Rachel Power, the charity’s chief executive, said: “It can be incredibly stressful to face a long wait before getting to see a doctor, quite apart from prolonging the length of time someone has to live with the medical issue that is troubling them.

“All of this is a symptom of an NHS running at boiling point all year round.”

Doctors say it is important to treat patients early to “avoid conditions getting worse”.

NHS Digital data shows that 50,520 people in the Cambridgeshire and Peterborough Clinical Commissioning Group had to wait until at least 21 days to see a doctor after booking an appointment in October 2018.

Waiting times worsened in comparison with November 2017, the earliest period for which data is available, when 9 per cent of patients waited for at least three weeks.

Professor Helen Stokes-Lampard, chairwoman of the Royal College of GPs, said it was “frustrating” that patients were having to wait too long to secure a GP appointment.
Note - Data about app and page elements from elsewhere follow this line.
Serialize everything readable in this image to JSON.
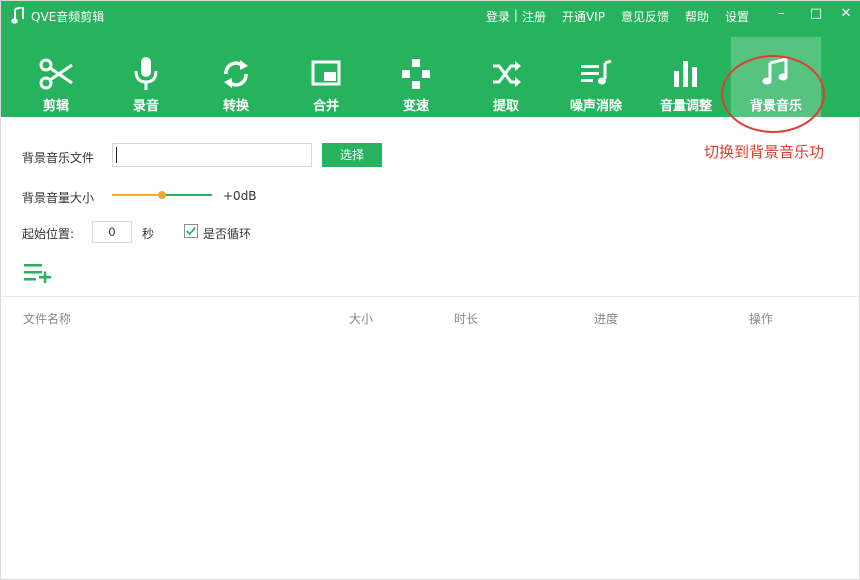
{
  "app": {
    "title": "QVE音频剪辑"
  },
  "header_links": {
    "login": "登录",
    "sep": "|",
    "register": "注册",
    "vip": "开通VIP",
    "feedback": "意见反馈",
    "help": "帮助",
    "settings": "设置"
  },
  "window_controls": {
    "minimize": "–",
    "maximize": "□",
    "close": "✕"
  },
  "toolbar": {
    "items": [
      {
        "label": "剪辑",
        "icon": "scissors-icon"
      },
      {
        "label": "录音",
        "icon": "microphone-icon"
      },
      {
        "label": "转换",
        "icon": "refresh-icon"
      },
      {
        "label": "合并",
        "icon": "merge-icon"
      },
      {
        "label": "变速",
        "icon": "speed-icon"
      },
      {
        "label": "提取",
        "icon": "shuffle-icon"
      },
      {
        "label": "噪声消除",
        "icon": "noise-removal-icon"
      },
      {
        "label": "音量调整",
        "icon": "volume-bars-icon"
      },
      {
        "label": "背景音乐",
        "icon": "music-note-icon",
        "active": true
      }
    ]
  },
  "annotation": "切换到背景音乐功",
  "form": {
    "bg_music_file_label": "背景音乐文件",
    "file_value": "",
    "choose_button": "选择",
    "volume_label": "背景音量大小",
    "volume_value": "+0dB",
    "volume_slider_fraction": 0.5,
    "start_label": "起始位置:",
    "start_value": "0",
    "seconds_unit": "秒",
    "loop_label": "是否循环",
    "loop_checked": true
  },
  "table": {
    "columns": [
      "文件名称",
      "大小",
      "时长",
      "进度",
      "操作"
    ]
  },
  "colors": {
    "brand_green": "#27b35d",
    "accent_orange": "#f3a833",
    "annotation_red": "#e03c31"
  }
}
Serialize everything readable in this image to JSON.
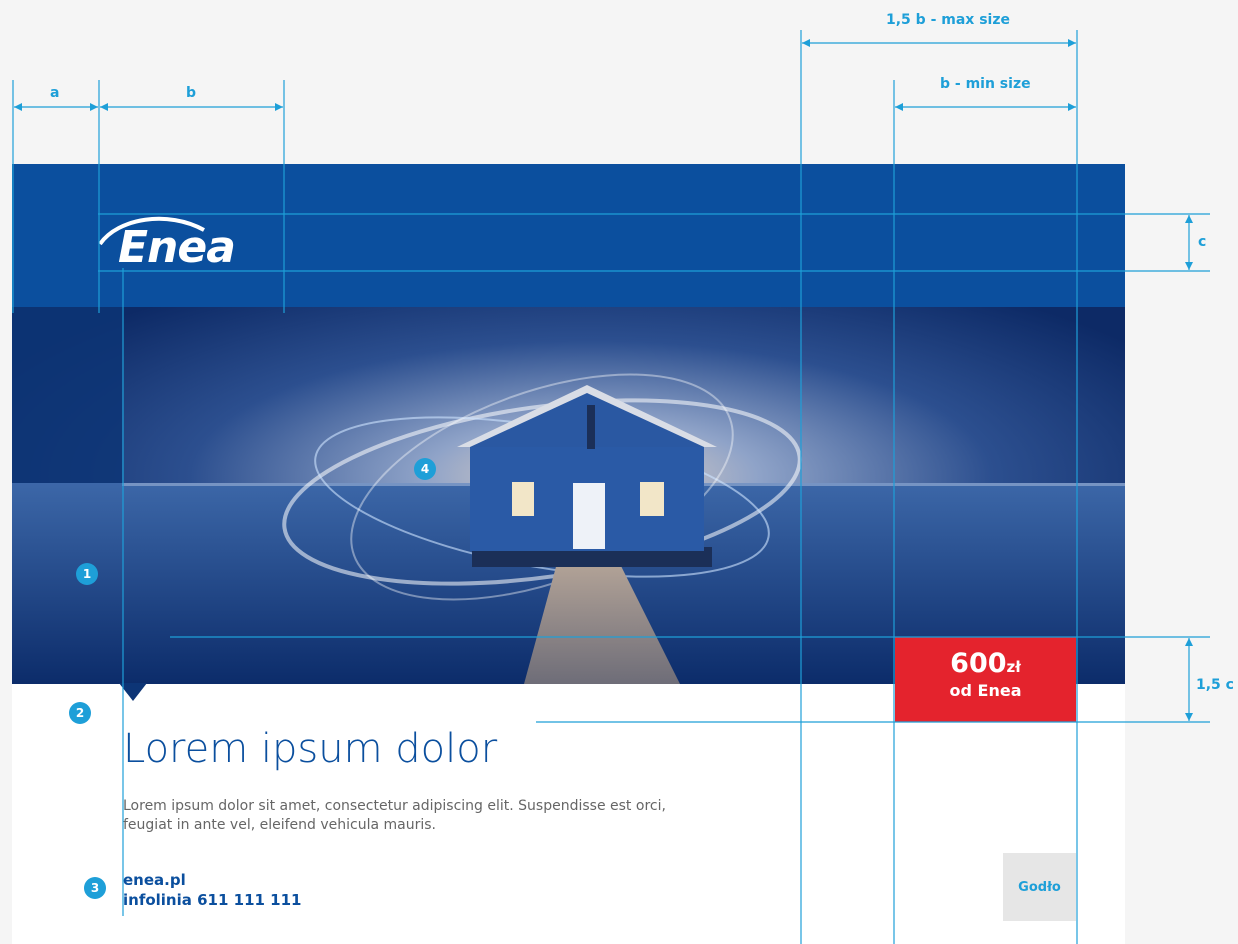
{
  "logo": {
    "text": "Enea"
  },
  "hero": {
    "subject": "blue boathouse on stilts with pier over water at dusk with light swirl"
  },
  "dimensions": {
    "a": "a",
    "b": "b",
    "max": "1,5 b - max size",
    "min": "b - min size",
    "c": "c",
    "c15": "1,5 c"
  },
  "markers": [
    "1",
    "2",
    "3",
    "4"
  ],
  "content": {
    "headline": "Lorem ipsum dolor",
    "body": "Lorem ipsum dolor sit amet, consectetur adipiscing elit. Suspendisse est orci, feugiat in ante vel, eleifend vehicula mauris.",
    "website": "enea.pl",
    "hotline": "infolinia 611 111 111"
  },
  "price_badge": {
    "amount": "600",
    "currency": "zł",
    "subtitle": "od Enea"
  },
  "emblem": {
    "label": "Godło"
  },
  "colors": {
    "brand_blue": "#0b4f9e",
    "guide_cyan": "#1e9fd8",
    "badge_red": "#e4232d"
  }
}
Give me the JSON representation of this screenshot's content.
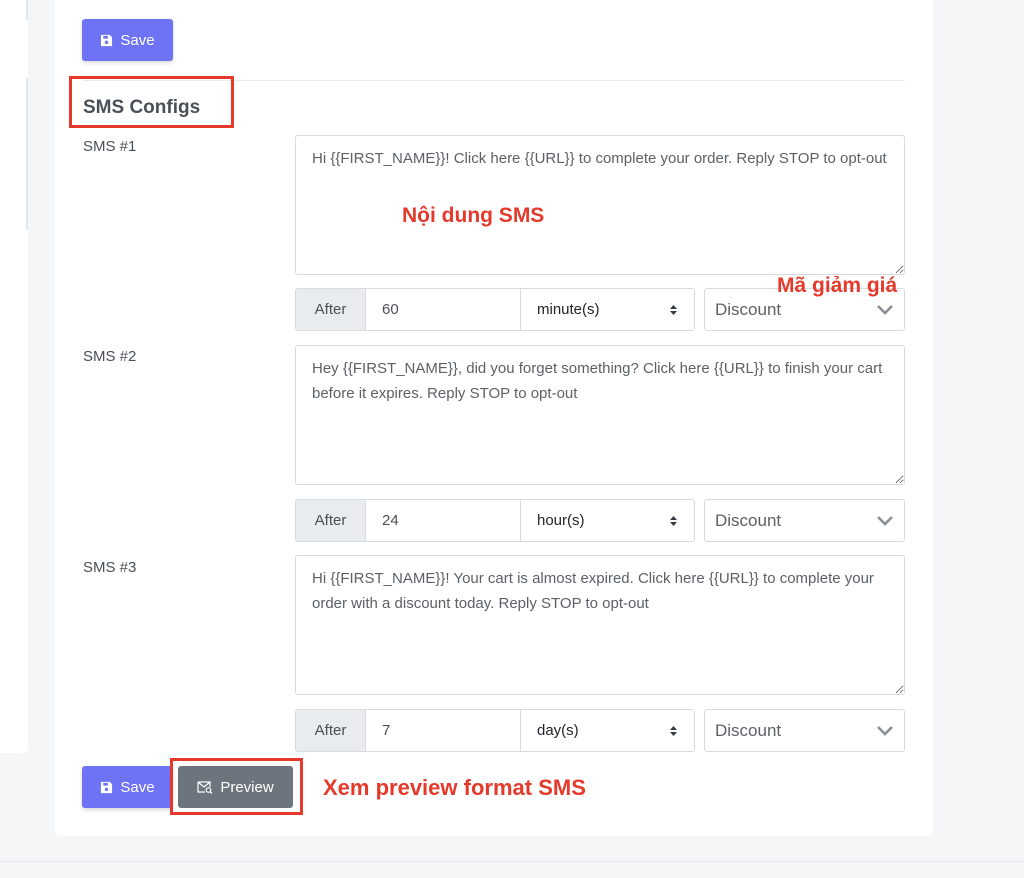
{
  "toolbar": {
    "save_label": "Save"
  },
  "section": {
    "title": "SMS Configs"
  },
  "sms": [
    {
      "label": "SMS #1",
      "text": "Hi {{FIRST_NAME}}! Click here {{URL}} to complete your order. Reply STOP to opt-out",
      "after_label": "After",
      "value": "60",
      "unit": "minute(s)",
      "discount": "Discount"
    },
    {
      "label": "SMS #2",
      "text": "Hey {{FIRST_NAME}}, did you forget something? Click here {{URL}} to finish your cart before it expires. Reply STOP to opt-out",
      "after_label": "After",
      "value": "24",
      "unit": "hour(s)",
      "discount": "Discount"
    },
    {
      "label": "SMS #3",
      "text": "Hi {{FIRST_NAME}}! Your cart is almost expired. Click here {{URL}} to complete your order with a discount today. Reply STOP to opt-out",
      "after_label": "After",
      "value": "7",
      "unit": "day(s)",
      "discount": "Discount"
    }
  ],
  "footer": {
    "save_label": "Save",
    "preview_label": "Preview"
  },
  "annotations": {
    "content": "Nội dung SMS",
    "discount": "Mã giảm giá",
    "preview": "Xem preview format SMS"
  },
  "colors": {
    "primary": "#6e73f5",
    "secondary": "#6c757d",
    "annotation": "#e53a2b"
  },
  "icons": {
    "save": "floppy-disk-icon",
    "preview": "envelope-search-icon",
    "select": "up-down-caret-icon",
    "dropdown": "chevron-down-icon",
    "resize": "resize-handle-icon"
  }
}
“We want to deliver timely care to patients, in the early stages of illness, to avoid conditions getting worse, when they can be both more distressing for patients, and more costly for the NHS,” she said.

Experts say the figures include patients who need regular appointments and are likely to be booking ahead.

A Department of Health and Social Care spokeswoman said: “GPs are working hard to provide high-quality care to their patients, with over a million appointments booked every weekday in October and 40 per cent of patients being seen on the same day.

“We are also rolling out extended access hours across the country to ensure patients can find appointments in the evenings and at weekends.”

Across England, doctors see around one million patients every day. Mondays are the busiest day of the week.